- (Photo: Studio Daniel Libeskind)
An online petition created in response to an atheist group's legal threat against a proposed Holocaust Memorial in Ohio has garnered over 27,000 signatures in two days.
Created by the American Center for Law and Justice earlier this week, the petition calls for signatories to stand against the Wisconsin-based Freedom From Religion Foundation's effort.
"Freedom From Religion Foundation, well-known for its relentless attacks on Christian symbols, has a new target, Holocaust survivors," reads the petition in part.
"Remembering and honoring those who suffered one of the most diabolical atrocities in human history with the Star of David does not violate the Constitution."
Jordan Sekulow, executive director for ACLJ, told The Christian Post that the petition was started to counter the Freedom From Religion's effort against the memorial.
"We track them closely, most of their attacks being Judeo-Christian, 'Under God' in the pledge or the national motto 'In God We Trust,'" said Sekulow.
"Now they have targeted the Star of David. ... How could you recognize the Jewish people in a way that would not be offensive to [the FFRF]?"
In June, the FFRF sent a letter of complaint to Ohio's Capitol Square Review and Advisory Board regarding their consideration of a Holocaust Memorial design for the Ohio Statehouse.
"I think that the Star of David is a religious symbol, and religious symbols, we have been told on several occasions, are not permissible on Statehouse grounds," wrote FFRF co-presidents Dan Barker and Annie Laurie Gaylor.
"To align the state of Ohio with one religion and its sacred symbol - even a minority religion for a worthy memorial - would dishonor the truest protection our country has against a similar Holocaust on our shores: the precious constitutional principle separating religion from government."
The winning design, which features the Star of David, was created by Daniel Libeskind, the architect behind the new World Trade Center and himself the son of Holocaust survivors.
Reportedly the first Holocaust Memorial for any U.S. Statehouse, the memorial will cost $1.8 million, which shall be derived from private donations.
In addition to the petition, ACLJ also sent a letter to Ohio Governor John Kasich on Friday as a rebuttal to the FFRF's earlier letter.
"FFRF's claim is meritless and should not deter the State from proceeding to implement the approved design proposal," reads the letter in part.
"FFRF's view of the law would prevent federal, state, and local government actors-regardless of the context or purpose-from displaying the flags of countries that include some imagery with religious origins or connotations, such as Israel (Star of David); Algeria, Pakistan, and Turkey (Crescent and Star); or Denmark, Finland, Norway, Sweden, Iceland.

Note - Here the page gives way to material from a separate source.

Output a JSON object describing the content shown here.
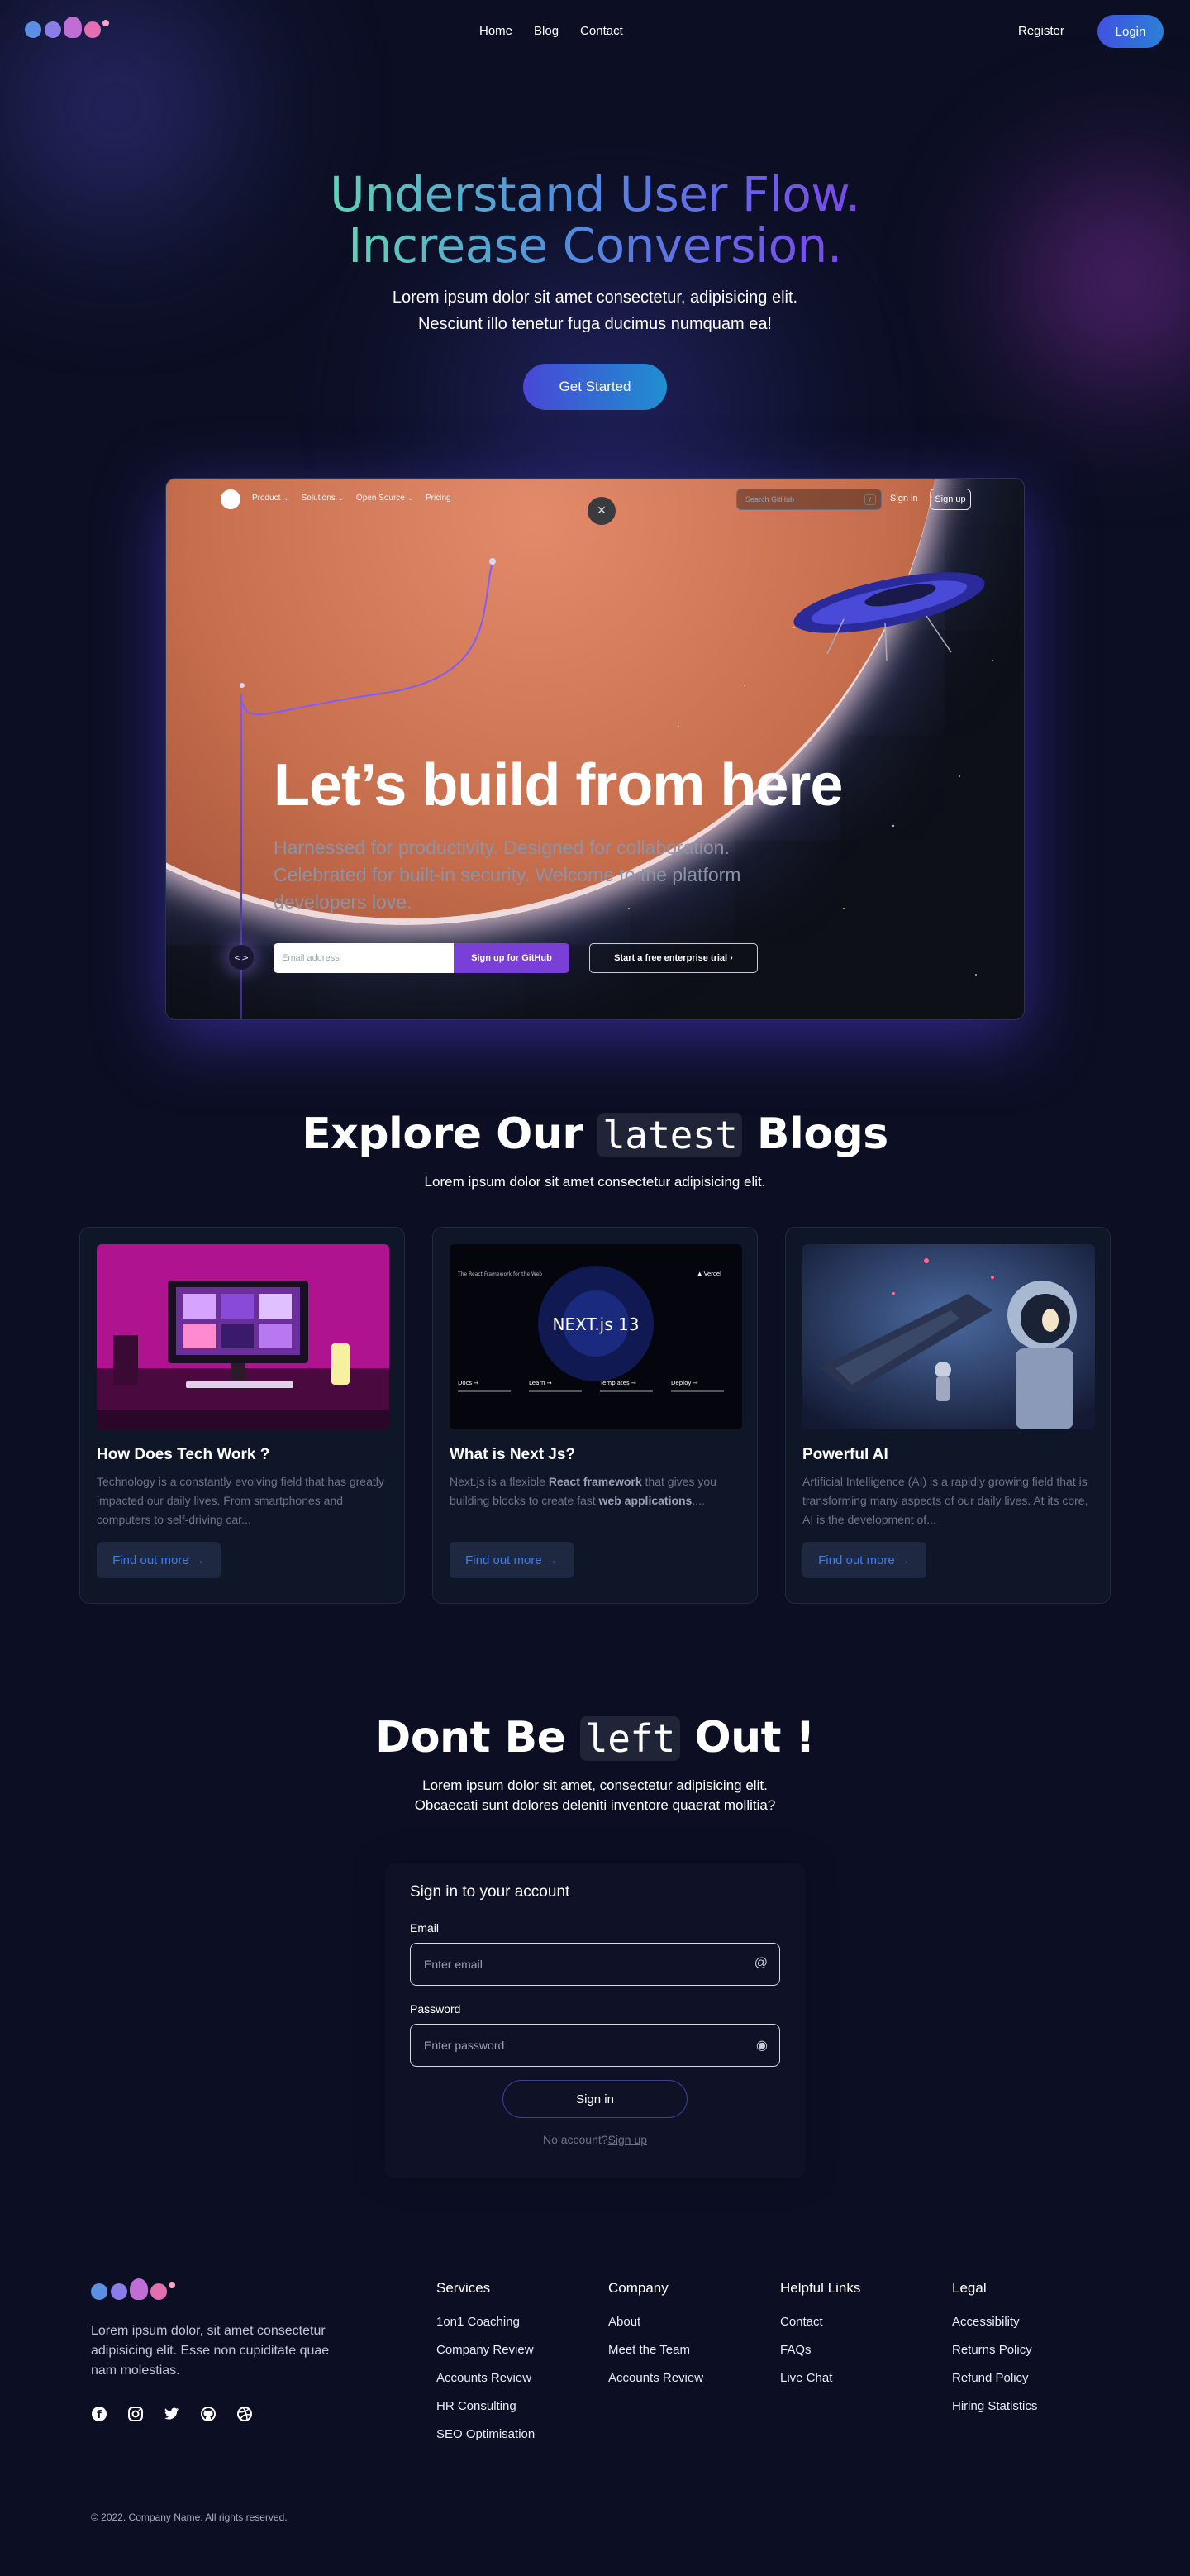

Australia, and the United Kingdom (Cross)."
Sekulow also old CP that while oftentimes FFRF threatens to file suit, their efforts seldom lead to success.
"They have a very bad record in court, they don't do well. Usually they do not get passed standing," said Sekulow, referring to the issue of having the legal right to sue.
"The court has been very strong in handling most of their lawsuits. Really strong language basically saying hurt feelings is not enough to bring federal lawsuits and challenges."